Did the medium really raise Spurgeon’s spirit from the grave in 1928? Sorry for the Halloween mythbust, but no. As it turns out, she had memorized a few cherrypicked paragraphs from Spurgeon’s 1858 sermon “The Great Revival.”
Ironically, the point of Spurgeon’s sermon, spoken through the spiritualist, was that true revival cannot be conjured up by our clever tactics, innovative inventions, or even by preaching great sermons. “Do not imagine,” Spurgeon said, “when you hear of a sermon being made useful, that it was the sermon itself that did the work.”
“If men were not such idiots as to doubt God, they would never sink so low as to believe in spiritualism.”
Spiritual revival cannot be summoned; it must be sent. From first to last, spiritual awakening is the work of God—designed, manufactured, and delivered by the One who specializes in resurrection. Spurgeon said:
“Because He lives, I shall live also, and I spring to my legs again and fight with my depressions of spirit and my down castings, and get the victory through it; and so may you do, and so you must, for there is no other way of escaping from it. In your most depressed seasons you are to get joy and peace through believing.”
In 1887, the Downgrade Controversy plummetted Spurgeon into a stressful spiral that resulted in his betrayal, abandonment, depression, illness, and eventual death. His wife, Susannah, claimed that the controversy killed him prematurely at the age of 57. Yet even in that midnight moment, Spurgeon saw a light flickering in the future.
Spurgeon prophesied, “I am quite willing to be eaten by dogs for the next fifty years. But the more distant future shall vindicate me.”
Spurgeon’s Spirit Still Speaks
Did Spurgeon believe in ghosts? Yes and no. He acknowledged the strange return of Samuel’s spirit (1 Samuel 28). But Spurgeon also denounced the “pretended communion” of spiritualism gaining popularly in London. He believed séances capitalized on the suffering of the bereft and took advantage of those who lost loved ones.
The spookiest thing about the séances of the 1920s and 30s is that if the medium had kept quoting from Spurgeon’s sermon, she would have uttered the following words:

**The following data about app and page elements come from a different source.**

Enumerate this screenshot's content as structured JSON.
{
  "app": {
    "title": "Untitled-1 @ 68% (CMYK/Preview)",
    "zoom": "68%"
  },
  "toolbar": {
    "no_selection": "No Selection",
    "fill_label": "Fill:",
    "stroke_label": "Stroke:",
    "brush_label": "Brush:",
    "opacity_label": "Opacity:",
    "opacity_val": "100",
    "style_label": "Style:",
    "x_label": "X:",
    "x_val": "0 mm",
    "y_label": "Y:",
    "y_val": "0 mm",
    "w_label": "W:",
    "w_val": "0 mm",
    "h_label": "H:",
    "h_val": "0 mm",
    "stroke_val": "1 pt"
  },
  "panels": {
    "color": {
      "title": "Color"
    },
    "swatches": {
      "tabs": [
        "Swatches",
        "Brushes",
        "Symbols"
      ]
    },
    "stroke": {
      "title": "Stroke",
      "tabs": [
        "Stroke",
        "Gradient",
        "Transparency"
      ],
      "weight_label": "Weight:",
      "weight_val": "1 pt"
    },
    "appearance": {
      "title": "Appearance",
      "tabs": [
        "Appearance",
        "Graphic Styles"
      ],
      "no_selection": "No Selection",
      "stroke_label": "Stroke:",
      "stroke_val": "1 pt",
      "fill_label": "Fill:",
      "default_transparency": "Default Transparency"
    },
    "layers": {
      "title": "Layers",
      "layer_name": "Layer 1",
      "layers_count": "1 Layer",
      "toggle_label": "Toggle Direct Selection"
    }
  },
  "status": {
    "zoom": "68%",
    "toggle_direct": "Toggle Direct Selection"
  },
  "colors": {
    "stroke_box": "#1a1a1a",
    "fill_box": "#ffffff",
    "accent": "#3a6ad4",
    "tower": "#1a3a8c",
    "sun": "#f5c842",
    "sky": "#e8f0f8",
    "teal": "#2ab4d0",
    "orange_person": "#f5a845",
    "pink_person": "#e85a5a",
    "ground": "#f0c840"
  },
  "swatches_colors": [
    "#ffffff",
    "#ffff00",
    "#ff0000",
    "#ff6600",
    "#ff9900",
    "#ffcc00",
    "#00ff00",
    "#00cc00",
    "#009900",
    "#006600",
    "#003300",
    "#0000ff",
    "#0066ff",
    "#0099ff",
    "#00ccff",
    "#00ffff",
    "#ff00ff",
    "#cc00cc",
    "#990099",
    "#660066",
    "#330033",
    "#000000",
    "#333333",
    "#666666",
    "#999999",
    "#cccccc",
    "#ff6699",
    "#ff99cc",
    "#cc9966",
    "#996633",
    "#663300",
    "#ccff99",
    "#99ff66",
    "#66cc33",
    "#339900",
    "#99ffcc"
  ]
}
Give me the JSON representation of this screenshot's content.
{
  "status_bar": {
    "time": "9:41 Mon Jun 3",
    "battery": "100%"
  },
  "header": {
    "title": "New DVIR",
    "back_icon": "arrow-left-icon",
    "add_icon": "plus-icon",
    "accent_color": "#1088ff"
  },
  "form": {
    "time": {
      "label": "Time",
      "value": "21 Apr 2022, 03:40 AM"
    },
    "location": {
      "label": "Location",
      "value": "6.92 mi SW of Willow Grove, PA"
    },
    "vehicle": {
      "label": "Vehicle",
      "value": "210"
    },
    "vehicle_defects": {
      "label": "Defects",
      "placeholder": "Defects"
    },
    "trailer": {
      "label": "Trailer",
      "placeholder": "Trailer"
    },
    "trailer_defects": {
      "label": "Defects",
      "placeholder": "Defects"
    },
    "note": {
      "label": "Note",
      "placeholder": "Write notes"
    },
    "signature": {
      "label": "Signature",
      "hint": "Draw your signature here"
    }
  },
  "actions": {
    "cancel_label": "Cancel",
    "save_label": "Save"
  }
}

“My soul has been made exceedingly full of happiness, by the tidings of a great revival of religion throughout the United States.”
The clairvoyant was correct. Spurgeon’s spirit has returned through the legacies of the Spurgeon Library, Spurgeon’s College, and Spurgeons Children’s Charity, which celebrated their 150th anniversary this year and continues to offer light, love, and compassion to families throughout the United Kingdom.
Christians have always lived with the forward-looking hope that God will not leave his children in the dark. As John saw from his Patmos cave, one day God will “wipe every tear from their eyes” (Revelation 21:4). True hope is not found through incantations or spiritual gimmicks. It’s not found in self-help remedies or sola bootsrapa doctrines. Instead, our hope derives from the triumphant Christ who stormed the gates of Hell, put the devil on the defensive, and declares, “I am the resurrection and the life. Whoever believes in me, though he die, yet shall he live” (John 11:25).
On this Halloween, keep in mind that the enemy is afraid of you! You are making noises beneath his bed. You are hiding in his closet.
Like Abel who “still speaks, even though he is dead” (Hebrews 11:4), Spurgeon’s spirit still speaks. So treat yourself to one of his sermons and see how God raises your own spirit from the grave.
Volume 1 and 2 of The Lost Sermons of C. H. Spurgeon can be purchased in Standard or Collector’s Editions.